The 236,000 new jobs might have been “better than expected,” but are still inadequate. More to the point, that number is unlikely to be sustained in coming months.
The average for the last 3 months (including February) is 191,000, only slightly above the average for the last year. January’s growth was revised down to 119,000 — a below-average figure probably due to weather and seasonal adjustments. February’s better weather brought relatively good numbers, which boosted the average, especially in construction. Last year, strong numbers in the winter were followed by months of very slow growth. There is nothing to indicate that higher numbers are here to stay.
If we keep up at the rate we have been going for the last year, it will be 2020 before the jobs deficit is made up. Even then, we would only be at the pre-recession level, which left literally millions of people, especially African American and Latino youth, outside the normal job market. Today, the official unemployment rate for ages 18-19 ranges from 19 percent for white youth to 36 percent for African Americans. The real rates range from 39 percent to 62 percent.
The February report also showed unemployment declined from 7.9 percent to 7.7 percent. But much of that is the result of unemployed workers giving up the search for jobs – at which point they are no longer counted as unemployed. This should be no surprise. Long-term unemployment remains at record levels. If you have been out of work six months or longer, the chances of finding another job are slim, and many grow discouraged and give up actively looking.
The February report shows the effect of the creeping austerity policy that has overtaken government since the end of the stimulus in 2010. Another 10,000 jobs were lost in state and local government, bringing the total losses to 750,000 since the start of the recession. In the past, keeping pace with growing population and other needs, government has continued to add jobs during recessions. If previous growth rates had continued, government employment would have gained, not lost, 750,000. The budget squeeze on state and local government, only partly relieved in 2009 and 2010 by the stimulus, has really cost 1.5 million jobs directly, and probably 2 million counting the indirect losses. The result: more crowded classrooms, libraries closed, less efficient government service — and an overall unemployment rate of 7.7 percent instead of 6.5 percent.
The loss of government jobs and the loss of jobs from private companies doing business with the government will only accelerate as the sequester kicks in. Estimates of these new losses range from 750,000 to 2 million. Along with the payroll tax hike that took effect Jan. 1, we can expect at least 142,000 fewer jobs per month for the rest of the year.

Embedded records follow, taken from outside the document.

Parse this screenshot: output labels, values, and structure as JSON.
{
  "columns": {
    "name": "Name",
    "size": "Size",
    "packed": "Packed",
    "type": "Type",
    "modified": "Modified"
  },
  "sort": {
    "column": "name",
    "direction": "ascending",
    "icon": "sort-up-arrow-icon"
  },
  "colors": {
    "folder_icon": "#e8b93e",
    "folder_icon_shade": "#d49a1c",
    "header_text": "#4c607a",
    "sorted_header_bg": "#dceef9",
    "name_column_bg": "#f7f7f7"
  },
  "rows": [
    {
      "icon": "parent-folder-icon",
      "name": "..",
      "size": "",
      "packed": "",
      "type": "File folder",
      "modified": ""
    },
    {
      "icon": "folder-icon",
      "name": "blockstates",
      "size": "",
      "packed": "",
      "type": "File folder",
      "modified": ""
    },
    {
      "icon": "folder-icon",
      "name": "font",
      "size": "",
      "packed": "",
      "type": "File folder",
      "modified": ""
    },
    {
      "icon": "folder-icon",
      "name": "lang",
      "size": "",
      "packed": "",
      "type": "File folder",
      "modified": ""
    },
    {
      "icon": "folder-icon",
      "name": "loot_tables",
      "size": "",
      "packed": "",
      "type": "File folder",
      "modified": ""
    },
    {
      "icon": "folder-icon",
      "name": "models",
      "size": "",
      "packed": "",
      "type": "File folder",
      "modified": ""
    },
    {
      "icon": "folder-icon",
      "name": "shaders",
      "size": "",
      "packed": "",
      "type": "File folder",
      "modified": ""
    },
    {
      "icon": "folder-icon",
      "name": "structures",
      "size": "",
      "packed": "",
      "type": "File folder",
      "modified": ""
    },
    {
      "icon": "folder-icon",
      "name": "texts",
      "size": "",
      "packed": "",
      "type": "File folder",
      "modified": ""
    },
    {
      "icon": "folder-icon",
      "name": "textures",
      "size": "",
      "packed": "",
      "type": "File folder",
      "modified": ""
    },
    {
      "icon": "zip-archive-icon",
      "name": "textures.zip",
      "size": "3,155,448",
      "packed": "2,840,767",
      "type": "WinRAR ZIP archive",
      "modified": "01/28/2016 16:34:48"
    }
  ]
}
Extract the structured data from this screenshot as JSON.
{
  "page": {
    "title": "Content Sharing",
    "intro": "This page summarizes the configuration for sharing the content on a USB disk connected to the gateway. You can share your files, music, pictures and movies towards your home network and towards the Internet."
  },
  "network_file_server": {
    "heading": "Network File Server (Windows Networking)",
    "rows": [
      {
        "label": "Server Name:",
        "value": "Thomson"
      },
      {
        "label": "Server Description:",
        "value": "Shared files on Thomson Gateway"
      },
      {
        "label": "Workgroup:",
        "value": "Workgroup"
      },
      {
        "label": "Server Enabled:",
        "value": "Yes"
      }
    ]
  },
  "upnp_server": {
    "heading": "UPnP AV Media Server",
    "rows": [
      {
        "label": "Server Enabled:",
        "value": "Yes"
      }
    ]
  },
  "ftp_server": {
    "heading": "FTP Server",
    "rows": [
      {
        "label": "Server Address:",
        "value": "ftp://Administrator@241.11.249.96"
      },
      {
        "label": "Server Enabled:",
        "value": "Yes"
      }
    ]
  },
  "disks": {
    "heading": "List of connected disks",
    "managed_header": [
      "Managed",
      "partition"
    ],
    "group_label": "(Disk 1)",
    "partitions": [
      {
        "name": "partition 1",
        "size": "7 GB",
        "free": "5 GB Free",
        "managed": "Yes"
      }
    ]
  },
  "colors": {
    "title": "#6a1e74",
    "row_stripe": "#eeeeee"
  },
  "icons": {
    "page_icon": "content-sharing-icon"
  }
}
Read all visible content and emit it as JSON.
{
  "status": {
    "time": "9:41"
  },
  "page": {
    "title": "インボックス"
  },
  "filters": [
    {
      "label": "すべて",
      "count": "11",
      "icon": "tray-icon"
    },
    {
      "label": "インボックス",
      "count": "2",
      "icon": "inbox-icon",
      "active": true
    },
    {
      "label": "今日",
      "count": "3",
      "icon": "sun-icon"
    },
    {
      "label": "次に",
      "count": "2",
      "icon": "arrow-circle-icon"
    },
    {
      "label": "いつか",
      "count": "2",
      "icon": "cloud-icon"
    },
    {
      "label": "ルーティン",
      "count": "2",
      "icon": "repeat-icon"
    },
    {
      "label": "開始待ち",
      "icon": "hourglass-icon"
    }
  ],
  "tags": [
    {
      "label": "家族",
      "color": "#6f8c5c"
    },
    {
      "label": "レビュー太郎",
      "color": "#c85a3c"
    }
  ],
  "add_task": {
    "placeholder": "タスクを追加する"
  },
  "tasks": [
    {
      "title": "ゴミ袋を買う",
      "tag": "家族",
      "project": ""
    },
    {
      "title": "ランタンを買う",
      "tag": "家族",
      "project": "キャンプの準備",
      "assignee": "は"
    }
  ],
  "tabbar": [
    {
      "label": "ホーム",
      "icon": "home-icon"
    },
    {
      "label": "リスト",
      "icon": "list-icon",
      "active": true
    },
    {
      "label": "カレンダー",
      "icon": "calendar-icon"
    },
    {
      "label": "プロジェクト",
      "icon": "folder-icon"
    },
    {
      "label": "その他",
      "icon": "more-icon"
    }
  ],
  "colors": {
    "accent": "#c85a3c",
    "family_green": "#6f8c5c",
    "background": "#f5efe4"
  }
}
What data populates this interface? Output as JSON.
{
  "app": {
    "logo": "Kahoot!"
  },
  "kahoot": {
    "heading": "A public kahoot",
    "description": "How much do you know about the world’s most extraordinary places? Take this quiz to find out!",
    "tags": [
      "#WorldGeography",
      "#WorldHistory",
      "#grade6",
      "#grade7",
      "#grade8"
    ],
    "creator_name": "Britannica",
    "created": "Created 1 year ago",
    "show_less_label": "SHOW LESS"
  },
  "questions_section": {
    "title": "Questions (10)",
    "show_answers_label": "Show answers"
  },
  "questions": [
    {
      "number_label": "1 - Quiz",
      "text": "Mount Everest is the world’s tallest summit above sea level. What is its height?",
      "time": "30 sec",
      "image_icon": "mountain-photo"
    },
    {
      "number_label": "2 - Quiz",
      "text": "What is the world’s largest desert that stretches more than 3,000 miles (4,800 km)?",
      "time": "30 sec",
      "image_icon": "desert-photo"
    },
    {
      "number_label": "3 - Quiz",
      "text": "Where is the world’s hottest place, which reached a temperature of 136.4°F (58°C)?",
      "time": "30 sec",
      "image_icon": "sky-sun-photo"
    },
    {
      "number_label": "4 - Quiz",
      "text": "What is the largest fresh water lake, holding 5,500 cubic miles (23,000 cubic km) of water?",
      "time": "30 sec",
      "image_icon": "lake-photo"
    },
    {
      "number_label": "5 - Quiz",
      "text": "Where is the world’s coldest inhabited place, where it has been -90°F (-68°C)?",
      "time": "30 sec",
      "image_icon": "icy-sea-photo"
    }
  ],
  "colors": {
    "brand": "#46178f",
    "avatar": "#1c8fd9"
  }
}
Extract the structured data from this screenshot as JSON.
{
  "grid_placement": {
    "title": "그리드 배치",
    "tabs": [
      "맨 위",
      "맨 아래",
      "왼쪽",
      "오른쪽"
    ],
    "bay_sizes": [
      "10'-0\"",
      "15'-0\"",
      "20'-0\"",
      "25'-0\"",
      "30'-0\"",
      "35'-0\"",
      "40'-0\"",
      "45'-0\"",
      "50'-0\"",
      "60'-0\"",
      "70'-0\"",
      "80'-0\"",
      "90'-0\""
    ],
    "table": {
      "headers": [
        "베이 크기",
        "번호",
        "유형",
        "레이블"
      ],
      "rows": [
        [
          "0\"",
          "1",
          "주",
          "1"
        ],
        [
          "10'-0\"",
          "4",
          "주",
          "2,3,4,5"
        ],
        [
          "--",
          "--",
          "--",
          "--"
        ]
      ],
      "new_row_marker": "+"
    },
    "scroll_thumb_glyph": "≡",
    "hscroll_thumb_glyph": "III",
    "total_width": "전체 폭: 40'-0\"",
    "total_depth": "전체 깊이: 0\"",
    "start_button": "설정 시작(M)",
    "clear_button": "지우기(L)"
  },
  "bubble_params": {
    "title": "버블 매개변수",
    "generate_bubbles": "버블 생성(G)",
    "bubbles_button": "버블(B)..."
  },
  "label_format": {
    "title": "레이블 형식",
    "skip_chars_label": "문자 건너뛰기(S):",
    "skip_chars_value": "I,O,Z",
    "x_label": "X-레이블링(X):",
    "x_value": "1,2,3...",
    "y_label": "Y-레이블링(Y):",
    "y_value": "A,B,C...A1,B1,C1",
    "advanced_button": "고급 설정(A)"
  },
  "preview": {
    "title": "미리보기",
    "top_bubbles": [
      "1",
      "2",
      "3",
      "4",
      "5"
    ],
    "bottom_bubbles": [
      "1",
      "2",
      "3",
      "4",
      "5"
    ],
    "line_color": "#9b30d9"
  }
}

That’s bad enough. But Congress is facing an artificial calendar of cutbacks and crises. The continuing resolution, the debt limit, the budget for the coming year — all these are opportunities for Republicans to blackmail the nation into even further cuts: more pain for working people; a nation weakened by deteriorating infrastructure and education; and more jobs lost. Continuing government cutbacks act as an anchor, holding back any chance of a real recovery.
There are alternatives. The Congressional Progressive Caucus has introduced a “back to work” budget that cancels the sequester and funds infrastructure, education, other public works, and provides aid to states and local communities to rehire laid-off teachers, firefighters and other public employees. All funded by closing tax cuts and loopholes enjoyed by the super-rich and corporations, and cutting military spending.
A similar Progressive Caucus plan offered in February as an alternative to the sequester got majority support in a blind poll. Even a plurality of Republicans favored it over any of the other options.
To deal with the present jobs emergency we need 300,000 – 400,000 net new jobs every month, for several years. That should be the number one economic priority in Congress. There have been many calls for a 21st century New Deal, putting millions to work rebuilding our country and combating climate change. The Progressive Caucus “back to work” budget is a step in that direction.
Photo: Protestors demand “jobs not cuts” at a 2011 demonstration in Hartford, Conn. (PW/Art Perlo)